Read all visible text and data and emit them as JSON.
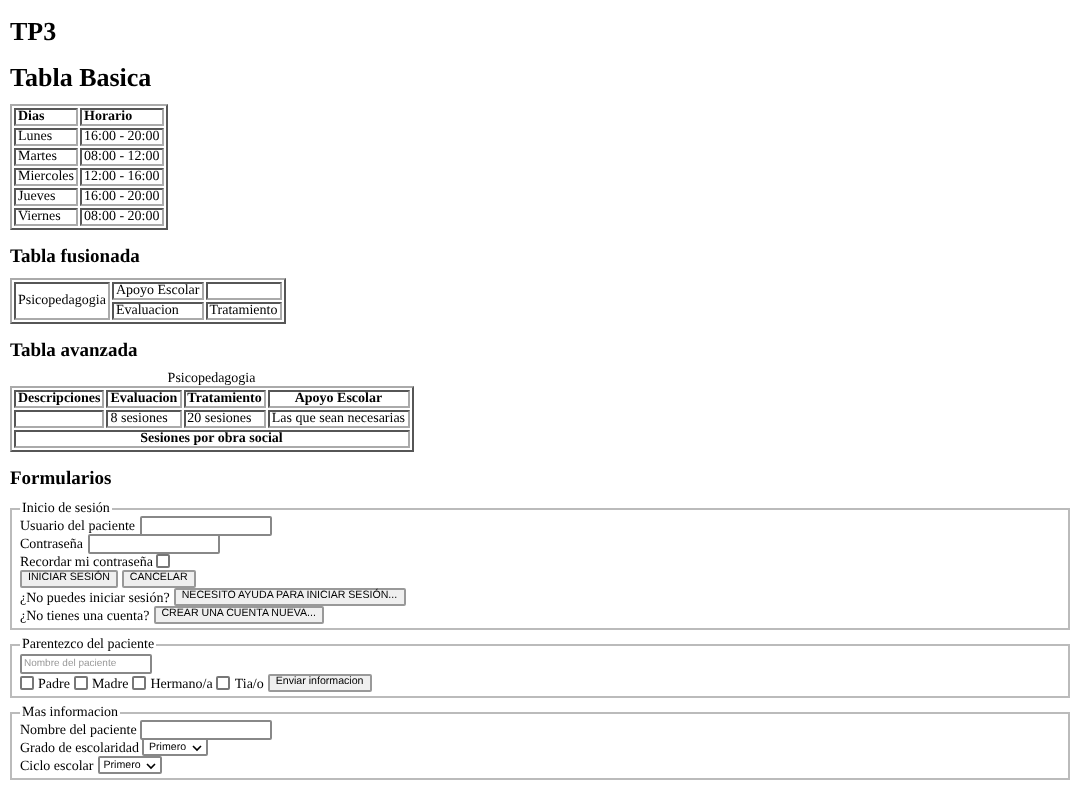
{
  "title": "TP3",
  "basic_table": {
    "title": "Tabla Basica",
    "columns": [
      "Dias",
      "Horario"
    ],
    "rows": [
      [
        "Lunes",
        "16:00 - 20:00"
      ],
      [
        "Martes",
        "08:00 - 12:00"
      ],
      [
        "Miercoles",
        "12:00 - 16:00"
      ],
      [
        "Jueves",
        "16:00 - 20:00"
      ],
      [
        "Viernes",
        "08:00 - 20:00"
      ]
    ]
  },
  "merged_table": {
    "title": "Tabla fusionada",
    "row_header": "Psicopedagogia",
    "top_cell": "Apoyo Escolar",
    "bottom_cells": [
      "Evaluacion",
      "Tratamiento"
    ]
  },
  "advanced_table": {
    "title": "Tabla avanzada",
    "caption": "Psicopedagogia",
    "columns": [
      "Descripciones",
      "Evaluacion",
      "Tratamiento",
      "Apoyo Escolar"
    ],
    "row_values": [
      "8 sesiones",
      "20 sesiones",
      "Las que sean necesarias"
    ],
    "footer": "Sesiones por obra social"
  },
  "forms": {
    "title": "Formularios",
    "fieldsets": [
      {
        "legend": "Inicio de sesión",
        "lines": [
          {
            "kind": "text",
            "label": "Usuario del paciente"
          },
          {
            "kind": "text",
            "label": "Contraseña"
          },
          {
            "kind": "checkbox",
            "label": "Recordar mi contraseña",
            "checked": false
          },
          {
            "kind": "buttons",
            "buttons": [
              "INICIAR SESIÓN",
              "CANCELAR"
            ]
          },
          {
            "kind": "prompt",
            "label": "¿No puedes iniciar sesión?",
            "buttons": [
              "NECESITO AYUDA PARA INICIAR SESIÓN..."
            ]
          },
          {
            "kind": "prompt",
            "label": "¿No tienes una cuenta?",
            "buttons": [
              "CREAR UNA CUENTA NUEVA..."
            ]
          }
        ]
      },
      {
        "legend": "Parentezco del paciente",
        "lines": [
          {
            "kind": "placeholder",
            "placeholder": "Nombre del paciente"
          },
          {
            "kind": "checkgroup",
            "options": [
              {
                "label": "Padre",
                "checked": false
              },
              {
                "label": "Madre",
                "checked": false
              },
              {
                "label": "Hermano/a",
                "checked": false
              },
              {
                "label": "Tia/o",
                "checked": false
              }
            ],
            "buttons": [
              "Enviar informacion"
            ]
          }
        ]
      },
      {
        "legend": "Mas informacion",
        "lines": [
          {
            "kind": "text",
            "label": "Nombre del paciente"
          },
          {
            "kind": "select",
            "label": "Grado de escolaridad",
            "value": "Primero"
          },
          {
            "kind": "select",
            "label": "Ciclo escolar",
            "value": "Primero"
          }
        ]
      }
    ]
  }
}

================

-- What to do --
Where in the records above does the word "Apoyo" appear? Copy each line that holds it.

-- Task output --
    "top_cell": "Apoyo Escolar",
      "Apoyo Escolar"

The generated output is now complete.